Robert Anderson, Counsellor, WTO Intellectual Property Division, World Trade Organization (WTO), Geneva
The world has changed. The sophistication and complexities of the 21st century business with an expanding international dimension require a revised approach to international and domestic policy making. The domains of trade and competition policies are no exception. Alongside the growth in international trade transactions, the number of cross-border mergers and antitrust cases with a global dimension has risen dramatically over the past decade. At the same time, the levels of wealth and income inequalities have never been greater. More than ever before, the time is ripe to evaluate how the international trade and antitrust domains can better reinforce each other in order to fulfil their potential to stimulate sustainable and inclusive growth leading to a broad based increase in living standards.

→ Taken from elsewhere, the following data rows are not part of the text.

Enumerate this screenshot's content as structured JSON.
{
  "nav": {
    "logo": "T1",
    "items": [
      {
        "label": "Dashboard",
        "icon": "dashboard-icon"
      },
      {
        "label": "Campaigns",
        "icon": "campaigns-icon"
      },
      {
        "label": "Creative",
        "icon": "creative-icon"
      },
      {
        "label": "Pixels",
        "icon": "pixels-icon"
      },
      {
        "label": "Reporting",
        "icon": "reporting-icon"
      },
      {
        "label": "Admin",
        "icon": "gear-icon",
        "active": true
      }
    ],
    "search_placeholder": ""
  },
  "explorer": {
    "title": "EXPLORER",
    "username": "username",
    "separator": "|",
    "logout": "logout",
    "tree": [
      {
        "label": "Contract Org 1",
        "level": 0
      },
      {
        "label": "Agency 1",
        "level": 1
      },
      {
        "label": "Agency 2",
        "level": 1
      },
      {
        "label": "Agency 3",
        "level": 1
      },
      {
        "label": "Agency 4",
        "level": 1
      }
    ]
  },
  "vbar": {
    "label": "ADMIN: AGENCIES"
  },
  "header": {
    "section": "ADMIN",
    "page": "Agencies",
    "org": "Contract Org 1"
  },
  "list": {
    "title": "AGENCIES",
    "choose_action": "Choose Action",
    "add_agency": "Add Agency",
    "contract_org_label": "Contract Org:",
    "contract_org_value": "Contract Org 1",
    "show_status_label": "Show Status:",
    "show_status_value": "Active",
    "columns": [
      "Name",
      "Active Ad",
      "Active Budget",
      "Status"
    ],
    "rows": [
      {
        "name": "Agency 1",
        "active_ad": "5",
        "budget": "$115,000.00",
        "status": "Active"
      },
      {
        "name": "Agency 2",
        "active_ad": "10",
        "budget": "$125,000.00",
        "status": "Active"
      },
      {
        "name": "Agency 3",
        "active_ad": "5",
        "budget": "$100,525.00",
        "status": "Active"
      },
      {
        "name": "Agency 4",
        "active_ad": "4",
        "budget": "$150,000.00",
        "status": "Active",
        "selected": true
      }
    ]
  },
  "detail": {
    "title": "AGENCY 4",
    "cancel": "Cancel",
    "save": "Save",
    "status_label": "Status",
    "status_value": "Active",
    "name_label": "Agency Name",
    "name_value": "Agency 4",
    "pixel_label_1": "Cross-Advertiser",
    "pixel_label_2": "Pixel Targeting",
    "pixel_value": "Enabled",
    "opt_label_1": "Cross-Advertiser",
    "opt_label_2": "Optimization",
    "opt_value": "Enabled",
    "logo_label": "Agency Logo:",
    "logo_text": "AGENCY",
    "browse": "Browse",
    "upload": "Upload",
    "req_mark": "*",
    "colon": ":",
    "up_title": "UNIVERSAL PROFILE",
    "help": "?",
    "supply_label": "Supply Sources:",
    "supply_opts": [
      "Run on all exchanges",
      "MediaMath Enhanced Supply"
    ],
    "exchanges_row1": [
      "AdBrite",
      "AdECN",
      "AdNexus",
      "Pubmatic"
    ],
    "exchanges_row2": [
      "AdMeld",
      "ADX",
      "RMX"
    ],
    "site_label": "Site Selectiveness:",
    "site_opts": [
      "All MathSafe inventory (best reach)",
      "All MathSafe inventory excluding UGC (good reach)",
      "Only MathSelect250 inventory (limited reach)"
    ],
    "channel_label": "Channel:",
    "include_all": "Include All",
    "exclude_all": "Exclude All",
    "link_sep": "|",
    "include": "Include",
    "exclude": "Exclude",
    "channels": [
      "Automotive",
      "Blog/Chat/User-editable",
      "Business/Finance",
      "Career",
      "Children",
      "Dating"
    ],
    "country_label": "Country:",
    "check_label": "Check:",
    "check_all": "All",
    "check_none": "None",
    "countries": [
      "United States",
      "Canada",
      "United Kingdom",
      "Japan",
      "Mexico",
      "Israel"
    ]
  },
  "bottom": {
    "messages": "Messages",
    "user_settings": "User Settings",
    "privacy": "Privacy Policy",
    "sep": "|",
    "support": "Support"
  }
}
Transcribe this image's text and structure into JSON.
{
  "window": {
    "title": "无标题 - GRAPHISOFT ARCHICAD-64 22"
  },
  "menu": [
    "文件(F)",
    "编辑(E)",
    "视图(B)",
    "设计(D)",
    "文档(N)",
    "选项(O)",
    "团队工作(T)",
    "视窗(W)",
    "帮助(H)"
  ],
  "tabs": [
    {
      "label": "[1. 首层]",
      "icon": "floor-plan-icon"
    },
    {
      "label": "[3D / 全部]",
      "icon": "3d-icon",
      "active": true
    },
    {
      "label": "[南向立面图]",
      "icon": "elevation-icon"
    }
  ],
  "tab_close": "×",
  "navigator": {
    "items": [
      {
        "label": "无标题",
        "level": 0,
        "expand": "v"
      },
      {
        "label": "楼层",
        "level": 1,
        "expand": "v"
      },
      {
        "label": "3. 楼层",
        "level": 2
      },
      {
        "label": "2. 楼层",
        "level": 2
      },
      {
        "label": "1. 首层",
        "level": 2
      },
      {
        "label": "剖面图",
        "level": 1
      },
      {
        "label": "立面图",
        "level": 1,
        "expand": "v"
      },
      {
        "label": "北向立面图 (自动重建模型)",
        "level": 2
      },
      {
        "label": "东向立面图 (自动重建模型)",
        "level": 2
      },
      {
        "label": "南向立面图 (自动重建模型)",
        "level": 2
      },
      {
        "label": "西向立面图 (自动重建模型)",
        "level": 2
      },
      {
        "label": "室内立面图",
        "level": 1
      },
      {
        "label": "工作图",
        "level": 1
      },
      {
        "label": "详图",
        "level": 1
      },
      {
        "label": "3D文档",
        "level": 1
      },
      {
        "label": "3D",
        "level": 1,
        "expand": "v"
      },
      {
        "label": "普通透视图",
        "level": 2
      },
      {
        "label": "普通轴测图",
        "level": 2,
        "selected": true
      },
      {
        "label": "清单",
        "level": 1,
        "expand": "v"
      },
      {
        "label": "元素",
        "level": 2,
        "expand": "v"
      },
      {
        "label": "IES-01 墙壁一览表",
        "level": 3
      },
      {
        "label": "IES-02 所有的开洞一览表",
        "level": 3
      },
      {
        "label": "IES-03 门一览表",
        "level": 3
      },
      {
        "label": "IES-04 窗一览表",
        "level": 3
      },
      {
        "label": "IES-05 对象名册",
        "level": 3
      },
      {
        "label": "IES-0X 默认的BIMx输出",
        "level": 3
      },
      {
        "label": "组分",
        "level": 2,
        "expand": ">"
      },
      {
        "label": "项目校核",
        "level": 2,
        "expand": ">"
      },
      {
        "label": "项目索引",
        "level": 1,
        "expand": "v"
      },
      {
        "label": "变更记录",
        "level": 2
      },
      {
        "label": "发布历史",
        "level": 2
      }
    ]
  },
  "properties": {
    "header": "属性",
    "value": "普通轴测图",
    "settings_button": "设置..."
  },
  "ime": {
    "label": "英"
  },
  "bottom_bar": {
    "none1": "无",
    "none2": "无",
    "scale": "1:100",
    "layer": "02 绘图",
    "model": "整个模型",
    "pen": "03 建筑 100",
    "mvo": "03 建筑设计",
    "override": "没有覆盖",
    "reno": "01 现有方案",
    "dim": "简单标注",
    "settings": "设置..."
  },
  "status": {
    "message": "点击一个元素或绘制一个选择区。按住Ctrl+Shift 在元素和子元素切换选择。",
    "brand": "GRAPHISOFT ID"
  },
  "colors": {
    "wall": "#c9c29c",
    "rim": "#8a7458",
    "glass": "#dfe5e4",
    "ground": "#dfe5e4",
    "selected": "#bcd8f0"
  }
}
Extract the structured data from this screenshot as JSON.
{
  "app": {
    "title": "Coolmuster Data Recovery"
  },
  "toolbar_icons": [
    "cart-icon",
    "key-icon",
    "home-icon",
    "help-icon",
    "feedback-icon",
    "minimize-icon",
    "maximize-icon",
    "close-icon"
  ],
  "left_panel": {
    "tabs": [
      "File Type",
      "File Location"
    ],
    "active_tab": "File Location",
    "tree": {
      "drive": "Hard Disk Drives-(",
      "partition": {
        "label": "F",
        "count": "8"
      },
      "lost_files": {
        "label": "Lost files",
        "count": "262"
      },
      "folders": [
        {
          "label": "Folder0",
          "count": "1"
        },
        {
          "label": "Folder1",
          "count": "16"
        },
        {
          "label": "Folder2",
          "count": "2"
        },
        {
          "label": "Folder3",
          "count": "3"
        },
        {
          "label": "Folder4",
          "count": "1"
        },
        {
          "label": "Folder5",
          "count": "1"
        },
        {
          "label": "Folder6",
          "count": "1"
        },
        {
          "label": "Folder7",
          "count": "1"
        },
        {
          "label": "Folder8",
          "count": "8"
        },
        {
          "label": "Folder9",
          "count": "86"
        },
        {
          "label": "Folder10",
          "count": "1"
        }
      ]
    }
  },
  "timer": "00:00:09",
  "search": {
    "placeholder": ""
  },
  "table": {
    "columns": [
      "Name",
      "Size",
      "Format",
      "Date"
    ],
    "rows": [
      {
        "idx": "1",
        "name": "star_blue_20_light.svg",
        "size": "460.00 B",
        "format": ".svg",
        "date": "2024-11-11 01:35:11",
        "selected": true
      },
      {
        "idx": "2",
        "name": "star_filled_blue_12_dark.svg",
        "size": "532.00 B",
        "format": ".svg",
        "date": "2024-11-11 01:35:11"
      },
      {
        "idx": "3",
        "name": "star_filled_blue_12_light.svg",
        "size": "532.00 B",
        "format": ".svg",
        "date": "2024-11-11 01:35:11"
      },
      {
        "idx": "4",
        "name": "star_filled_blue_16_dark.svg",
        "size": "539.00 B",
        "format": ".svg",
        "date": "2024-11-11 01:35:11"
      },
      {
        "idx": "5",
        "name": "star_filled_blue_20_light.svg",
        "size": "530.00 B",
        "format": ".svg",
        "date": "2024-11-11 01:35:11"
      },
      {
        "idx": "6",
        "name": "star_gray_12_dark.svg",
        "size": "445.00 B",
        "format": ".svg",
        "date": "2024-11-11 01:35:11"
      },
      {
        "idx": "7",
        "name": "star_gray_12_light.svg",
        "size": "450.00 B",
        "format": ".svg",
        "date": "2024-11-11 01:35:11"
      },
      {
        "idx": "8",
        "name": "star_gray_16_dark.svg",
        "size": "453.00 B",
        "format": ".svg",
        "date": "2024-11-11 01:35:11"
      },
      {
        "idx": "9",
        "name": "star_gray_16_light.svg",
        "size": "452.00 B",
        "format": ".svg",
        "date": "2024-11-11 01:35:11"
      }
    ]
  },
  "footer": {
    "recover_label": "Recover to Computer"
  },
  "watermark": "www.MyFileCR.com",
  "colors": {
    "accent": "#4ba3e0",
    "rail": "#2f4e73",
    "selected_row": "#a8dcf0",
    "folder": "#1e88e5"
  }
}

Up until now, the global trade and competition policy domains have largely been evolving in isolation in spite of the recognition that the benefits gained through trade liberalization in the past decades could easily be negated by restrictive and anti-competitive practices fostered by the private sector or national authorities behind country's borders. How can better coordination of efforts and collaboration between the two policy communities be accomplished?